• [Extracted records]
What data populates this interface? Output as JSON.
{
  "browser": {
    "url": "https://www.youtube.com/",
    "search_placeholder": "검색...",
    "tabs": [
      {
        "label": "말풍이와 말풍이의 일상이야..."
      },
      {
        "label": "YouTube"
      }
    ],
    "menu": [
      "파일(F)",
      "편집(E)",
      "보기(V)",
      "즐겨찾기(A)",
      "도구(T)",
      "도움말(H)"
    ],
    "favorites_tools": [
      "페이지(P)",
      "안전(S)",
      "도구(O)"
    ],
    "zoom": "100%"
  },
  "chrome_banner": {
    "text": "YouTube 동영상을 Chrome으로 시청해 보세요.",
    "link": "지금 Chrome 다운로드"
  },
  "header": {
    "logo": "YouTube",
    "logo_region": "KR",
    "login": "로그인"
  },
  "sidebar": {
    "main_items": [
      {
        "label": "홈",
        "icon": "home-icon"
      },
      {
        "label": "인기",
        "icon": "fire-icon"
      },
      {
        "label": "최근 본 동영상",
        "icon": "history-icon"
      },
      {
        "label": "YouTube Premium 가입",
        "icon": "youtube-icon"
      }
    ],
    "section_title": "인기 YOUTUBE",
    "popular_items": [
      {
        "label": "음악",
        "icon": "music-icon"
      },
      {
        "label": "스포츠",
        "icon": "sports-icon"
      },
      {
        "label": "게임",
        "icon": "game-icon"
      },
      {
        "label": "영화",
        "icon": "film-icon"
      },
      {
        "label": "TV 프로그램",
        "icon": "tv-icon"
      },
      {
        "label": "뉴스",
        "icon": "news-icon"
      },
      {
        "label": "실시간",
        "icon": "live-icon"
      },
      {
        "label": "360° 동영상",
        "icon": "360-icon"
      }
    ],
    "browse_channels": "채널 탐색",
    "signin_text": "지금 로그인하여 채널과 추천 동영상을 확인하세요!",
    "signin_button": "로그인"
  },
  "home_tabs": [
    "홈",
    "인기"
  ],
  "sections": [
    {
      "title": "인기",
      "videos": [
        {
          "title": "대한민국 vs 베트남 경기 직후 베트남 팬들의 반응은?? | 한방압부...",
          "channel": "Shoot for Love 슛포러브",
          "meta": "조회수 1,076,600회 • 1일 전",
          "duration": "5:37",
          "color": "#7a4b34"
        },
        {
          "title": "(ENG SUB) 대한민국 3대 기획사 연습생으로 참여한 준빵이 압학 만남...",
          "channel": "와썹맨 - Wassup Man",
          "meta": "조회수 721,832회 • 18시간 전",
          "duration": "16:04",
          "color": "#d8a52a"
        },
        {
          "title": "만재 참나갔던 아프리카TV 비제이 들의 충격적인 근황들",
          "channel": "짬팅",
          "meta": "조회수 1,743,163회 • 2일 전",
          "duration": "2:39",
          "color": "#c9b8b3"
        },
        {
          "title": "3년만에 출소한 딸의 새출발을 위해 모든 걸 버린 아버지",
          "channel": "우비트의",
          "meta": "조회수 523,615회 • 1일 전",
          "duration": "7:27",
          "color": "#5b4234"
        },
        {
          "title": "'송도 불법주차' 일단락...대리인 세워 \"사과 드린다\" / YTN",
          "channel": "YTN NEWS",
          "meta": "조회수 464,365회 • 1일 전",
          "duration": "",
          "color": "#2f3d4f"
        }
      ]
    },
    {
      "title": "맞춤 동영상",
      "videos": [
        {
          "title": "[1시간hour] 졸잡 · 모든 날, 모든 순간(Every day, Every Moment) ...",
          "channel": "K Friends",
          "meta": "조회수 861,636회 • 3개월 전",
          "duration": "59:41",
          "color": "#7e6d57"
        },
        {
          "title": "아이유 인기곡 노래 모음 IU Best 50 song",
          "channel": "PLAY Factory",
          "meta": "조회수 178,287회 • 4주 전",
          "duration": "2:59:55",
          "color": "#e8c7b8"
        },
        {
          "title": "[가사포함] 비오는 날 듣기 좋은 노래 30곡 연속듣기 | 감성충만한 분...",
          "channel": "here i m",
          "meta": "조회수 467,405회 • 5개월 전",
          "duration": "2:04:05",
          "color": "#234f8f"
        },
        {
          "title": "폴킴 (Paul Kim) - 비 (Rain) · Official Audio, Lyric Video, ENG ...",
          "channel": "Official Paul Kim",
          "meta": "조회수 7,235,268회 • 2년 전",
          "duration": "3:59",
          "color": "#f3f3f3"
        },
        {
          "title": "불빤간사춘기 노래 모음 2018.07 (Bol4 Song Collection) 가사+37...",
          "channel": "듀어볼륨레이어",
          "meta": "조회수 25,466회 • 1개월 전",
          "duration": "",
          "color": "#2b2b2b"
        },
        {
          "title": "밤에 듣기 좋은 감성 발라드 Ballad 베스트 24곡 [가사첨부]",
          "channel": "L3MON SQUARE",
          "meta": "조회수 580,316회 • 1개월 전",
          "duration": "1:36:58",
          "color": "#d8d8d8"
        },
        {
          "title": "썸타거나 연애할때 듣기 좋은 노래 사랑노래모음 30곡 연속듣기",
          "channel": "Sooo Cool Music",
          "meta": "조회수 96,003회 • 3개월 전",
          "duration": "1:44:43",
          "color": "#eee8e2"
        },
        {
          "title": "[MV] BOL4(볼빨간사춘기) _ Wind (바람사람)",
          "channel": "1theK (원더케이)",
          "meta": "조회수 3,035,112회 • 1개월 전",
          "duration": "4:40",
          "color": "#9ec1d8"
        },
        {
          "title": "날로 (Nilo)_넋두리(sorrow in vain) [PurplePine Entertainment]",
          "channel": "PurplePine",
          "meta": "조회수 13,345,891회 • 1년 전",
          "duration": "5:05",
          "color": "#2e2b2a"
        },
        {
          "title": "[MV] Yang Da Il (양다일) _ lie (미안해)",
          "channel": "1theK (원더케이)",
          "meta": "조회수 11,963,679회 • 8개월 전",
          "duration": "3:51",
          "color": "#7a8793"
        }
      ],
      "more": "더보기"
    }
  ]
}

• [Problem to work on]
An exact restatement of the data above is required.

• [Output]
What data populates this interface? Output as JSON.
{
  "browser": {
    "url": "https://www.youtube.com/",
    "search_placeholder": "검색...",
    "tabs": [
      {
        "label": "말풍이와 말풍이의 일상이야..."
      },
      {
        "label": "YouTube"
      }
    ],
    "menu": [
      "파일(F)",
      "편집(E)",
      "보기(V)",
      "즐겨찾기(A)",
      "도구(T)",
      "도움말(H)"
    ],
    "favorites_tools": [
      "페이지(P)",
      "안전(S)",
      "도구(O)"
    ],
    "zoom": "100%"
  },
  "chrome_banner": {
    "text": "YouTube 동영상을 Chrome으로 시청해 보세요.",
    "link": "지금 Chrome 다운로드"
  },
  "header": {
    "logo": "YouTube",
    "logo_region": "KR",
    "login": "로그인"
  },
  "sidebar": {
    "main_items": [
      {
        "label": "홈",
        "icon": "home-icon"
      },
      {
        "label": "인기",
        "icon": "fire-icon"
      },
      {
        "label": "최근 본 동영상",
        "icon": "history-icon"
      },
      {
        "label": "YouTube Premium 가입",
        "icon": "youtube-icon"
      }
    ],
    "section_title": "인기 YOUTUBE",
    "popular_items": [
      {
        "label": "음악",
        "icon": "music-icon"
      },
      {
        "label": "스포츠",
        "icon": "sports-icon"
      },
      {
        "label": "게임",
        "icon": "game-icon"
      },
      {
        "label": "영화",
        "icon": "film-icon"
      },
      {
        "label": "TV 프로그램",
        "icon": "tv-icon"
      },
      {
        "label": "뉴스",
        "icon": "news-icon"
      },
      {
        "label": "실시간",
        "icon": "live-icon"
      },
      {
        "label": "360° 동영상",
        "icon": "360-icon"
      }
    ],
    "browse_channels": "채널 탐색",
    "signin_text": "지금 로그인하여 채널과 추천 동영상을 확인하세요!",
    "signin_button": "로그인"
  },
  "home_tabs": [
    "홈",
    "인기"
  ],
  "sections": [
    {
      "title": "인기",
      "videos": [
        {
          "title": "대한민국 vs 베트남 경기 직후 베트남 팬들의 반응은?? | 한방압부...",
          "channel": "Shoot for Love 슛포러브",
          "meta": "조회수 1,076,600회 • 1일 전",
          "duration": "5:37",
          "color": "#7a4b34"
        },
        {
          "title": "(ENG SUB) 대한민국 3대 기획사 연습생으로 참여한 준빵이 압학 만남...",
          "channel": "와썹맨 - Wassup Man",
          "meta": "조회수 721,832회 • 18시간 전",
          "duration": "16:04",
          "color": "#d8a52a"
        },
        {
          "title": "만재 참나갔던 아프리카TV 비제이 들의 충격적인 근황들",
          "channel": "짬팅",
          "meta": "조회수 1,743,163회 • 2일 전",
          "duration": "2:39",
          "color": "#c9b8b3"
        },
        {
          "title": "3년만에 출소한 딸의 새출발을 위해 모든 걸 버린 아버지",
          "channel": "우비트의",
          "meta": "조회수 523,615회 • 1일 전",
          "duration": "7:27",
          "color": "#5b4234"
        },
        {
          "title": "'송도 불법주차' 일단락...대리인 세워 \"사과 드린다\" / YTN",
          "channel": "YTN NEWS",
          "meta": "조회수 464,365회 • 1일 전",
          "duration": "",
          "color": "#2f3d4f"
        }
      ]
    },
    {
      "title": "맞춤 동영상",
      "videos": [
        {
          "title": "[1시간hour] 졸잡 · 모든 날, 모든 순간(Every day, Every Moment) ...",
          "channel": "K Friends",
          "meta": "조회수 861,636회 • 3개월 전",
          "duration": "59:41",
          "color": "#7e6d57"
        },
        {
          "title": "아이유 인기곡 노래 모음 IU Best 50 song",
          "channel": "PLAY Factory",
          "meta": "조회수 178,287회 • 4주 전",
          "duration": "2:59:55",
          "color": "#e8c7b8"
        },
        {
          "title": "[가사포함] 비오는 날 듣기 좋은 노래 30곡 연속듣기 | 감성충만한 분...",
          "channel": "here i m",
          "meta": "조회수 467,405회 • 5개월 전",
          "duration": "2:04:05",
          "color": "#234f8f"
        },
        {
          "title": "폴킴 (Paul Kim) - 비 (Rain) · Official Audio, Lyric Video, ENG ...",
          "channel": "Official Paul Kim",
          "meta": "조회수 7,235,268회 • 2년 전",
          "duration": "3:59",
          "color": "#f3f3f3"
        },
        {
          "title": "불빤간사춘기 노래 모음 2018.07 (Bol4 Song Collection) 가사+37...",
          "channel": "듀어볼륨레이어",
          "meta": "조회수 25,466회 • 1개월 전",
          "duration": "",
          "color": "#2b2b2b"
        },
        {
          "title": "밤에 듣기 좋은 감성 발라드 Ballad 베스트 24곡 [가사첨부]",
          "channel": "L3MON SQUARE",
          "meta": "조회수 580,316회 • 1개월 전",
          "duration": "1:36:58",
          "color": "#d8d8d8"
        },
        {
          "title": "썸타거나 연애할때 듣기 좋은 노래 사랑노래모음 30곡 연속듣기",
          "channel": "Sooo Cool Music",
          "meta": "조회수 96,003회 • 3개월 전",
          "duration": "1:44:43",
          "color": "#eee8e2"
        },
        {
          "title": "[MV] BOL4(볼빨간사춘기) _ Wind (바람사람)",
          "channel": "1theK (원더케이)",
          "meta": "조회수 3,035,112회 • 1개월 전",
          "duration": "4:40",
          "color": "#9ec1d8"
        },
        {
          "title": "날로 (Nilo)_넋두리(sorrow in vain) [PurplePine Entertainment]",
          "channel": "PurplePine",
          "meta": "조회수 13,345,891회 • 1년 전",
          "duration": "5:05",
          "color": "#2e2b2a"
        },
        {
          "title": "[MV] Yang Da Il (양다일) _ lie (미안해)",
          "channel": "1theK (원더케이)",
          "meta": "조회수 11,963,679회 • 8개월 전",
          "duration": "3:51",
          "color": "#7a8793"
        }
      ],
      "more": "더보기"
    }
  ]
}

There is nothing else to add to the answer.